As well as facing competition from within their certain industries – for example clothing, automotive, electronics, office supplies etc – retail and eCommerce companies also experience wider competition from internet companies like Amazon and eBay. These digitally born, tech-savvy companies are renowned for how they evolve their eCommerce applications, and for the speed and agility with which they release new features.
When it comes to customer experience, performance and availability are critical factors of success. Whether customers know it or not, they're interacting with a database. They're accessing product data, customer data, engagement data – and if the data is not readily available, the customer's experience suffers.
Shoppers expect every request, whether it's finding and viewing a product, adding it to the shopping cart, or proceeding to checkout, to be handled immediately – not within seconds, but milliseconds. It doesn't matter what time it is, or what time zone they're in. It doesn't matter if it's Black Friday, Cyber Monday, or Super Sunday – shoppers expect eCommerce applications, web and mobile, to be available 24 hours a day, 365 days a year, anywhere in the world and on any device. Retail and eCommerce companies are increasingly turning to NoSQL technology to meet their demands for a higher level of performance and increased availability.
NoSQL is a modern database technology developed about a decade ago by leading Internet companies including Google, Facebook, Amazon and LinkedIn. It was created to overcome the limits of relational databases that are far more structured and less flexible in meeting the requirements of modern web, mobile and IoT applications.
Typically, relational databases run on a single server, so the resources available to the database – processing, storage, and memory – are not only limited, they're fixed. This was not a problem when relational databases powered internal-facing applications with a limited number of users and predictable workloads. However, applications with thousands, if not millions, of web and mobile customers can overwhelm relational databases with increasing, and more importantly, volatile workloads.
NoSQL document databases are well suited to house many types of data – anything from product and pricing catalogues, to content management, to personalisation to customer profiles, and more – making them very effective as a general-purpose database for retail and eCommerce applications. They are ideal for product, click- stream, session, order, and for user or member data – all part of today's customer experience, whether online or in-store. However, that doesn't mean there isn't a place for relational databases.
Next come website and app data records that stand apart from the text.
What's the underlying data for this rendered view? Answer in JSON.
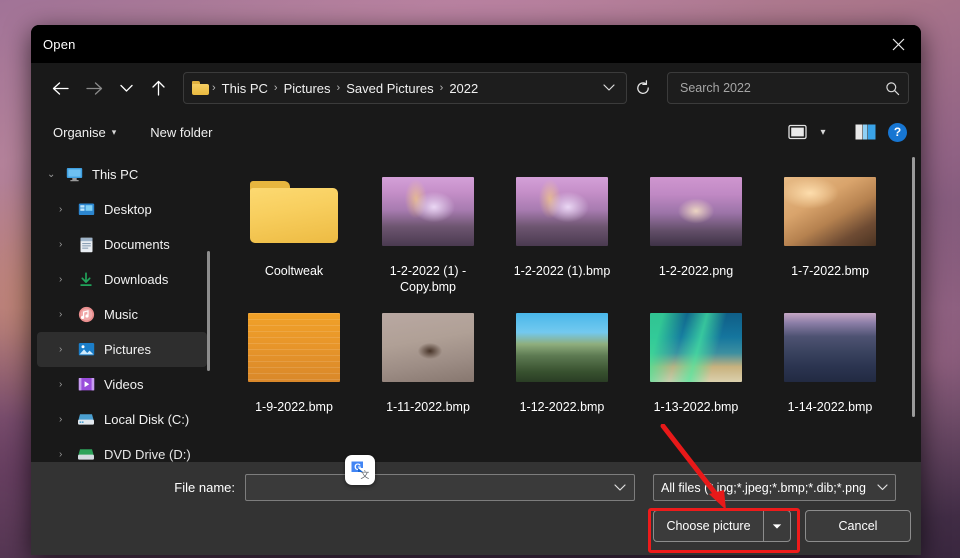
{
  "window": {
    "title": "Open",
    "close_label": "Close"
  },
  "nav": {
    "back_label": "Back",
    "forward_label": "Forward",
    "recent_label": "Recent locations",
    "up_label": "Up",
    "refresh_label": "Refresh",
    "breadcrumb": [
      "This PC",
      "Pictures",
      "Saved Pictures",
      "2022"
    ],
    "breadcrumb_separator": "›"
  },
  "search": {
    "placeholder": "Search 2022",
    "value": "",
    "icon": "search-icon"
  },
  "command_bar": {
    "organise_label": "Organise",
    "organise_caret": "▾",
    "new_folder_label": "New folder",
    "view_icon": "view-layout-icon",
    "view_caret": "▾",
    "pane_icon": "preview-pane-icon",
    "help_label": "?"
  },
  "sidebar": {
    "items": [
      {
        "label": "This PC",
        "icon": "monitor-icon",
        "chevron": "⌄",
        "expanded": true,
        "indent": false,
        "selected": false
      },
      {
        "label": "Desktop",
        "icon": "desktop-icon",
        "chevron": "›",
        "expanded": false,
        "indent": true,
        "selected": false
      },
      {
        "label": "Documents",
        "icon": "documents-icon",
        "chevron": "›",
        "expanded": false,
        "indent": true,
        "selected": false
      },
      {
        "label": "Downloads",
        "icon": "downloads-icon",
        "chevron": "›",
        "expanded": false,
        "indent": true,
        "selected": false
      },
      {
        "label": "Music",
        "icon": "music-icon",
        "chevron": "›",
        "expanded": false,
        "indent": true,
        "selected": false
      },
      {
        "label": "Pictures",
        "icon": "pictures-icon",
        "chevron": "›",
        "expanded": false,
        "indent": true,
        "selected": true
      },
      {
        "label": "Videos",
        "icon": "videos-icon",
        "chevron": "›",
        "expanded": false,
        "indent": true,
        "selected": false
      },
      {
        "label": "Local Disk (C:)",
        "icon": "disk-icon",
        "chevron": "›",
        "expanded": false,
        "indent": true,
        "selected": false
      },
      {
        "label": "DVD Drive (D:)",
        "icon": "dvd-icon",
        "chevron": "›",
        "expanded": false,
        "indent": true,
        "selected": false
      }
    ]
  },
  "files": [
    {
      "name": "Cooltweak",
      "type": "folder",
      "thumb": "none"
    },
    {
      "name": "1-2-2022 (1) - Copy.bmp",
      "type": "image",
      "thumb": "prague-night"
    },
    {
      "name": "1-2-2022 (1).bmp",
      "type": "image",
      "thumb": "prague-night"
    },
    {
      "name": "1-2-2022.png",
      "type": "image",
      "thumb": "prague-night"
    },
    {
      "name": "1-7-2022.bmp",
      "type": "image",
      "thumb": "desert-dunes"
    },
    {
      "name": "1-9-2022.bmp",
      "type": "image",
      "thumb": "orange-field"
    },
    {
      "name": "1-11-2022.bmp",
      "type": "image",
      "thumb": "bear-brush"
    },
    {
      "name": "1-12-2022.bmp",
      "type": "image",
      "thumb": "mountain-blue"
    },
    {
      "name": "1-13-2022.bmp",
      "type": "image",
      "thumb": "aurora"
    },
    {
      "name": "1-14-2022.bmp",
      "type": "image",
      "thumb": "mountain-road"
    }
  ],
  "bottom": {
    "file_name_label": "File name:",
    "file_name_value": "",
    "file_name_placeholder": "",
    "file_type_value": "All files (*.jpg;*.jpeg;*.bmp;*.dib;*.png",
    "choose_label": "Choose picture",
    "choose_caret": "▼",
    "cancel_label": "Cancel"
  },
  "overlay": {
    "google_translate_icon": "google-translate-icon",
    "highlight_color": "#ee1b1b",
    "highlight_target": "Choose picture"
  }
}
In particular, relational databases are well suited to legacy business management applications, such as enterprise resource planning (ERP) and supply chain management (SCM). Whereas NoSQL is better suited to meet the performance, scalability, availability, and agility requirements of interactive customer-facing applications.
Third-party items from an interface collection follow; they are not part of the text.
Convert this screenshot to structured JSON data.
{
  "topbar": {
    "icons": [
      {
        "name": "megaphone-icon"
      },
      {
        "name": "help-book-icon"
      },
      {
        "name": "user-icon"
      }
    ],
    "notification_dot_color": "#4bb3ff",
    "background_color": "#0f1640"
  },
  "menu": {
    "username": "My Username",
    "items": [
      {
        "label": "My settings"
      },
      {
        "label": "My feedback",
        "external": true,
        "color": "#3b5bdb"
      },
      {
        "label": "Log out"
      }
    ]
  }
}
The most innovative retail and eCommerce companies have already embraced NoSQL by successfully introducing it into their relational environments to support a growing number of use cases. Not only does NoSQL improve the customer experience with greater performance and better features but it also to enhances operational efficiency by reducing costs and enabling a faster time to market.